- Note - pages for individual scenarios should be standardised and game-specific; see Thread:23682 discussion.
An introductory screen may set the scene. You should also read accompanying "txt" files, some of which go into great detail.
Time may run in years or months, and you may get only five turns' warning of the end of the scenario. Scoring may be based on possession of "Objective" cities, not on the traditional factors. Regular six difficulty levels - Chieftain, Warlord, Prince, King, Emperor, Deity - have the number of initially content citizens ranging from six down to one (and, also as in the standard game, not so obvious is that the opponents get an easier time with increasing "difficulty level" by having to find fewer resources and sheaves for each building work or population upgrade).
Vanilla Civilization II came with two scenarios:
- 278 BC from the Bay of Biscay to the Persian Gulf; four Greek factions (arising from the break-up of Alexander's empire) vie with Romans (the little upstart nation confined - at present - to the middle of Italy), Carthaginians (the people who captured Gades and took elephants across the French and Italian Alps), and the primitive Celts (who have a capital near Geneva and have somehow captured Sparta and Galatia and have vast areas in which to expand); pollution possible but has no effect, no new Wonders possible, and only 250 years to win lots of "Objective" cities.
- Europe plus a slice of North Africa, North America, Greenland, and east just past the Caspian Sea; not everyone knows the secret of Advanced Flight yet, but research is faster than it looks.
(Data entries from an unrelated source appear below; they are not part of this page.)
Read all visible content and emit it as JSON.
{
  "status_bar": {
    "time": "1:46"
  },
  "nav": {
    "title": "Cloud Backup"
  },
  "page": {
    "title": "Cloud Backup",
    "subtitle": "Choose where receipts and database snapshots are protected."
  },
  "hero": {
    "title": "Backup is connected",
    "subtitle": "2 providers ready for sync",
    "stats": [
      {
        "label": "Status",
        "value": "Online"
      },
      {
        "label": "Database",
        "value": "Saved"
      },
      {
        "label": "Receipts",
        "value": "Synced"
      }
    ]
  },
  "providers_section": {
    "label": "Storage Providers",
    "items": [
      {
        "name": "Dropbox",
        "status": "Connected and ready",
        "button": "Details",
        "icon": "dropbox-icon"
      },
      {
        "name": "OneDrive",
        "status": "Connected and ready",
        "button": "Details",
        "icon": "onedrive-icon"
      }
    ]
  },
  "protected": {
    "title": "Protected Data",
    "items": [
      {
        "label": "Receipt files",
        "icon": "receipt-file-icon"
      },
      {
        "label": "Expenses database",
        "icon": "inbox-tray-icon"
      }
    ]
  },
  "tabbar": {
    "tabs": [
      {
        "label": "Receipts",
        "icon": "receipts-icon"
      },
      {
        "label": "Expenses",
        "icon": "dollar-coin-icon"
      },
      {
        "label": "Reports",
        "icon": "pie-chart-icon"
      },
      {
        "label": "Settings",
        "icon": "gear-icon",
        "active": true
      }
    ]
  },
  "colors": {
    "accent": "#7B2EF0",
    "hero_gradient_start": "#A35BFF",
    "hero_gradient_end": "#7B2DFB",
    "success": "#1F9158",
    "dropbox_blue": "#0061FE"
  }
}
With one turn representing 2 months, only 7 years to win lots of "Objective" cities for a result such as "Marginal Axis defeat". The Atlantic seems peppered with submarines, so the American cities (two huge existing ones and a couple of other potential cities) would be wise to produce only air units and send them by way of Greenland.
There were three expansion packs that slowly added more features to the game.
Conflicts in CivilizationEdit
The first expansion pack was Conflicts in Civilization, which included 20 new scenarios, 12 created by the makers of the game and 8 produced by fans. It also added an enhanced macro language for scenario scripting.
The twelve scenarios created by MPS:
- After the Apocalypse
- Age of Discovery
- The Age of Napoleon
- Alexander the Great
- Alien Invasion
- American Civil War
- The Crusades
- The Great War
- Jihad: The Rise of Islam
- The Mongol Horde
- The War for Independence
- World War: 1979
The "Best of the Net," pack 1:
- The Cholera of Zeus
- The Conquest of Britain
- Cross and Crescent
- The Fall of the Great Kesh
- East Wind, Rain
- Persian Gulf War
- Native Rebellion
Conflicts in Civilization was followed by Fantastic Worlds, which added 19 new scenarios as well as a variety of editors for the game.
The eleven scenarios created by MPS:
- The Age of Reptiles
- Ice Planet
- Mars Now!
- Master of Magic, Jr.
- Master of Orion, Jr.
- The Mythic History of Midgard
- The New World
- The World of Jules Verne
- X-COM: Assault
The "Best of the Net," pack 2:
Test of TimeEdit
Fans have made and published others. You generally need Fantastic Worlds (FW) add-on for Civilization II or the Multiplayer Gold Edition (MGE).
Notable could be those produced by Carl Fritz (whose email address was email@example.com):
- Battle of Algiers - "the Algerian War of Independence (1954-1962)"
- Brown Man's Burden II - "the Scramble for Africa (1889-1914)"
- Justinian the Great - "the Fall of Rome and the Conquests of Justinian (401-567)"
- Pitt's War at Sea - "the Seven Years' War in the Caribbean (1759-1763)", one turn per month
- Struggle for Empire - "the French and Indian War (1755-1763)"
In July 2013 that last one failed to download ("The requested URL /~harden/downloads/empire21.zip was not found on this server.") but the other four were fine.
Notable for quantity but perhaps of varying quality are those available from CivFanatics, including: